- Problem statement:
From the first line to the last, print the data exactly as it appears.

(Dataset rows describing interfaces)
******

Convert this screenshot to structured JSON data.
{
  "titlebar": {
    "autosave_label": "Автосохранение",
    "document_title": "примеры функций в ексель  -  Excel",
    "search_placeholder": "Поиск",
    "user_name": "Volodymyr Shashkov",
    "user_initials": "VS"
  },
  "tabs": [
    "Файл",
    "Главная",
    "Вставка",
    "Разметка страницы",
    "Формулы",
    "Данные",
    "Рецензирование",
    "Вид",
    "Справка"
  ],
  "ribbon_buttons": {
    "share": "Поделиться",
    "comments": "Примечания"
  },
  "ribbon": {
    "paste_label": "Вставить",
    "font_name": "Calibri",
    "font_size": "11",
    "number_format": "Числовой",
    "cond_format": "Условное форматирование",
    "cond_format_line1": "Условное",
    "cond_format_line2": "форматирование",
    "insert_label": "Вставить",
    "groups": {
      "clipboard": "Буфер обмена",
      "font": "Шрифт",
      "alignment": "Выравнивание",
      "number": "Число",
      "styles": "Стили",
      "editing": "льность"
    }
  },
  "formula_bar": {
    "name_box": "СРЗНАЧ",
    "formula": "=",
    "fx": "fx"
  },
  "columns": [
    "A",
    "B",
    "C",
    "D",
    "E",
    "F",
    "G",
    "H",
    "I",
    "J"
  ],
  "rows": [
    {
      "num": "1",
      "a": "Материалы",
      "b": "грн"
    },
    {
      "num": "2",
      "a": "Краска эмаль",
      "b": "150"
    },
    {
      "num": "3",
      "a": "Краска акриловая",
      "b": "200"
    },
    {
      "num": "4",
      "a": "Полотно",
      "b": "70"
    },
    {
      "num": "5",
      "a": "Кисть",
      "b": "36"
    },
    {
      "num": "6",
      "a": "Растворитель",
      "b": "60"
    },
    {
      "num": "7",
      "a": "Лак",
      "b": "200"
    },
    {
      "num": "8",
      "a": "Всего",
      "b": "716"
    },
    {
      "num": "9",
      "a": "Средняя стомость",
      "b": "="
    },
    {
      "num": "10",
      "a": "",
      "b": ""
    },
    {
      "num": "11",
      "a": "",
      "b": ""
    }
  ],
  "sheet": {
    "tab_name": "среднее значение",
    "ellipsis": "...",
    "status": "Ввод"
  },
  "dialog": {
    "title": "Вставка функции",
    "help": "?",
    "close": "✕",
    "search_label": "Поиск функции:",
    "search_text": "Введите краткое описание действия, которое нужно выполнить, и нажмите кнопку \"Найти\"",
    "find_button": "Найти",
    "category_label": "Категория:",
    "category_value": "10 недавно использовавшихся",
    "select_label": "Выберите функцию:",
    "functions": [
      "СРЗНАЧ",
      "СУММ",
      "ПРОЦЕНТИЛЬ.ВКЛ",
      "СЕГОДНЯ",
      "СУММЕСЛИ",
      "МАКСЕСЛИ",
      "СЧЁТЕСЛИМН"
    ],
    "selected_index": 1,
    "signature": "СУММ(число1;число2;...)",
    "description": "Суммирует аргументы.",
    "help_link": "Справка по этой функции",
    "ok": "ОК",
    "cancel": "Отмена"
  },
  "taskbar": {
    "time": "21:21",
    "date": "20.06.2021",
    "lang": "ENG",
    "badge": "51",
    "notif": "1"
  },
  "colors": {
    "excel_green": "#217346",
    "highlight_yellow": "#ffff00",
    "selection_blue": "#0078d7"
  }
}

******

- Response to the task:
Convert this screenshot to structured JSON data.
{
  "titlebar": {
    "autosave_label": "Автосохранение",
    "document_title": "примеры функций в ексель  -  Excel",
    "search_placeholder": "Поиск",
    "user_name": "Volodymyr Shashkov",
    "user_initials": "VS"
  },
  "tabs": [
    "Файл",
    "Главная",
    "Вставка",
    "Разметка страницы",
    "Формулы",
    "Данные",
    "Рецензирование",
    "Вид",
    "Справка"
  ],
  "ribbon_buttons": {
    "share": "Поделиться",
    "comments": "Примечания"
  },
  "ribbon": {
    "paste_label": "Вставить",
    "font_name": "Calibri",
    "font_size": "11",
    "number_format": "Числовой",
    "cond_format": "Условное форматирование",
    "cond_format_line1": "Условное",
    "cond_format_line2": "форматирование",
    "insert_label": "Вставить",
    "groups": {
      "clipboard": "Буфер обмена",
      "font": "Шрифт",
      "alignment": "Выравнивание",
      "number": "Число",
      "styles": "Стили",
      "editing": "льность"
    }
  },
  "formula_bar": {
    "name_box": "СРЗНАЧ",
    "formula": "=",
    "fx": "fx"
  },
  "columns": [
    "A",
    "B",
    "C",
    "D",
    "E",
    "F",
    "G",
    "H",
    "I",
    "J"
  ],
  "rows": [
    {
      "num": "1",
      "a": "Материалы",
      "b": "грн"
    },
    {
      "num": "2",
      "a": "Краска эмаль",
      "b": "150"
    },
    {
      "num": "3",
      "a": "Краска акриловая",
      "b": "200"
    },
    {
      "num": "4",
      "a": "Полотно",
      "b": "70"
    },
    {
      "num": "5",
      "a": "Кисть",
      "b": "36"
    },
    {
      "num": "6",
      "a": "Растворитель",
      "b": "60"
    },
    {
      "num": "7",
      "a": "Лак",
      "b": "200"
    },
    {
      "num": "8",
      "a": "Всего",
      "b": "716"
    },
    {
      "num": "9",
      "a": "Средняя стомость",
      "b": "="
    },
    {
      "num": "10",
      "a": "",
      "b": ""
    },
    {
      "num": "11",
      "a": "",
      "b": ""
    }
  ],
  "sheet": {
    "tab_name": "среднее значение",
    "ellipsis": "...",
    "status": "Ввод"
  },
  "dialog": {
    "title": "Вставка функции",
    "help": "?",
    "close": "✕",
    "search_label": "Поиск функции:",
    "search_text": "Введите краткое описание действия, которое нужно выполнить, и нажмите кнопку \"Найти\"",
    "find_button": "Найти",
    "category_label": "Категория:",
    "category_value": "10 недавно использовавшихся",
    "select_label": "Выберите функцию:",
    "functions": [
      "СРЗНАЧ",
      "СУММ",
      "ПРОЦЕНТИЛЬ.ВКЛ",
      "СЕГОДНЯ",
      "СУММЕСЛИ",
      "МАКСЕСЛИ",
      "СЧЁТЕСЛИМН"
    ],
    "selected_index": 1,
    "signature": "СУММ(число1;число2;...)",
    "description": "Суммирует аргументы.",
    "help_link": "Справка по этой функции",
    "ok": "ОК",
    "cancel": "Отмена"
  },
  "taskbar": {
    "time": "21:21",
    "date": "20.06.2021",
    "lang": "ENG",
    "badge": "51",
    "notif": "1"
  },
  "colors": {
    "excel_green": "#217346",
    "highlight_yellow": "#ffff00",
    "selection_blue": "#0078d7"
  }
}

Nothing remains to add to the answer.